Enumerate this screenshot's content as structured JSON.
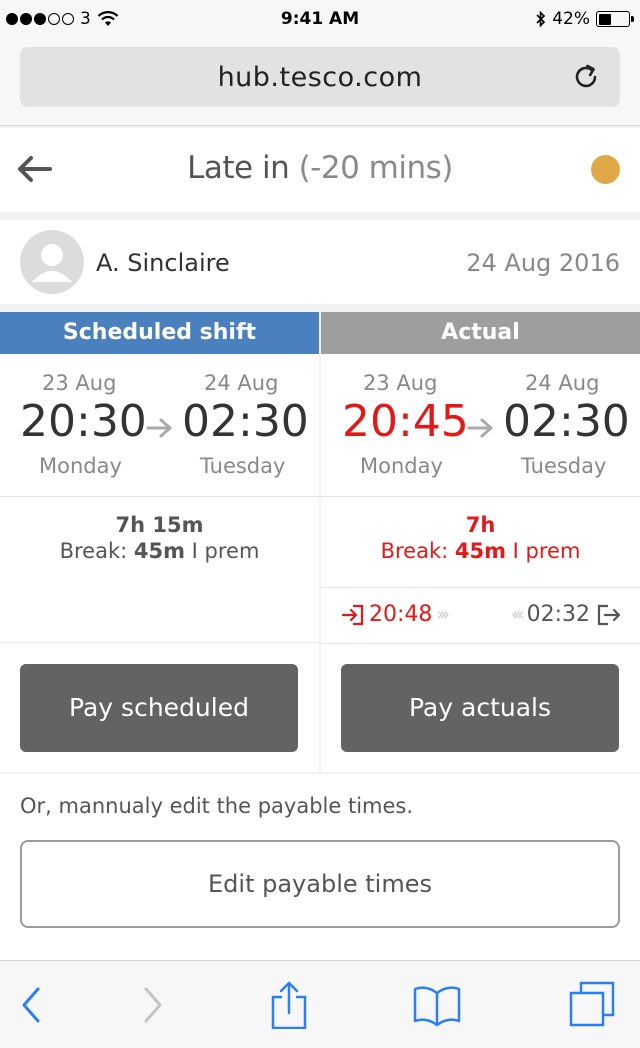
{
  "status_bar": {
    "carrier": "3",
    "time": "9:41 AM",
    "battery": "42%",
    "battery_level": 0.42
  },
  "browser": {
    "url": "hub.tesco.com"
  },
  "header": {
    "title": "Late in",
    "subtitle": "(-20 mins)",
    "status_color": "#e0a948"
  },
  "person": {
    "name": "A. Sinclaire",
    "date": "24 Aug 2016"
  },
  "scheduled": {
    "heading": "Scheduled shift",
    "start": {
      "date": "23 Aug",
      "time": "20:30",
      "day": "Monday"
    },
    "end": {
      "date": "24 Aug",
      "time": "02:30",
      "day": "Tuesday"
    },
    "duration": "7h 15m",
    "break_prefix": "Break:",
    "break_value": "45m",
    "break_suffix": "I prem",
    "button": "Pay scheduled"
  },
  "actual": {
    "heading": "Actual",
    "start": {
      "date": "23 Aug",
      "time": "20:45",
      "day": "Monday"
    },
    "end": {
      "date": "24 Aug",
      "time": "02:30",
      "day": "Tuesday"
    },
    "duration": "7h",
    "break_prefix": "Break:",
    "break_value": "45m",
    "break_suffix": "I prem",
    "clock_in": "20:48",
    "clock_out": "02:32",
    "button": "Pay actuals"
  },
  "manual": {
    "hint": "Or, mannualy edit the payable times.",
    "button": "Edit payable times"
  },
  "colors": {
    "scheduled_header": "#4a80bd",
    "actual_header": "#9e9e9e",
    "late": "#e11919",
    "ios_blue": "#2a7ff5"
  }
}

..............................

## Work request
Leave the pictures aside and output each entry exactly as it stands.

## Task answer
Enumerate this screenshot's content as structured JSON.
{
  "status_bar": {
    "carrier": "3",
    "time": "9:41 AM",
    "battery": "42%",
    "battery_level": 0.42
  },
  "browser": {
    "url": "hub.tesco.com"
  },
  "header": {
    "title": "Late in",
    "subtitle": "(-20 mins)",
    "status_color": "#e0a948"
  },
  "person": {
    "name": "A. Sinclaire",
    "date": "24 Aug 2016"
  },
  "scheduled": {
    "heading": "Scheduled shift",
    "start": {
      "date": "23 Aug",
      "time": "20:30",
      "day": "Monday"
    },
    "end": {
      "date": "24 Aug",
      "time": "02:30",
      "day": "Tuesday"
    },
    "duration": "7h 15m",
    "break_prefix": "Break:",
    "break_value": "45m",
    "break_suffix": "I prem",
    "button": "Pay scheduled"
  },
  "actual": {
    "heading": "Actual",
    "start": {
      "date": "23 Aug",
      "time": "20:45",
      "day": "Monday"
    },
    "end": {
      "date": "24 Aug",
      "time": "02:30",
      "day": "Tuesday"
    },
    "duration": "7h",
    "break_prefix": "Break:",
    "break_value": "45m",
    "break_suffix": "I prem",
    "clock_in": "20:48",
    "clock_out": "02:32",
    "button": "Pay actuals"
  },
  "manual": {
    "hint": "Or, mannualy edit the payable times.",
    "button": "Edit payable times"
  },
  "colors": {
    "scheduled_header": "#4a80bd",
    "actual_header": "#9e9e9e",
    "late": "#e11919",
    "ios_blue": "#2a7ff5"
  }
}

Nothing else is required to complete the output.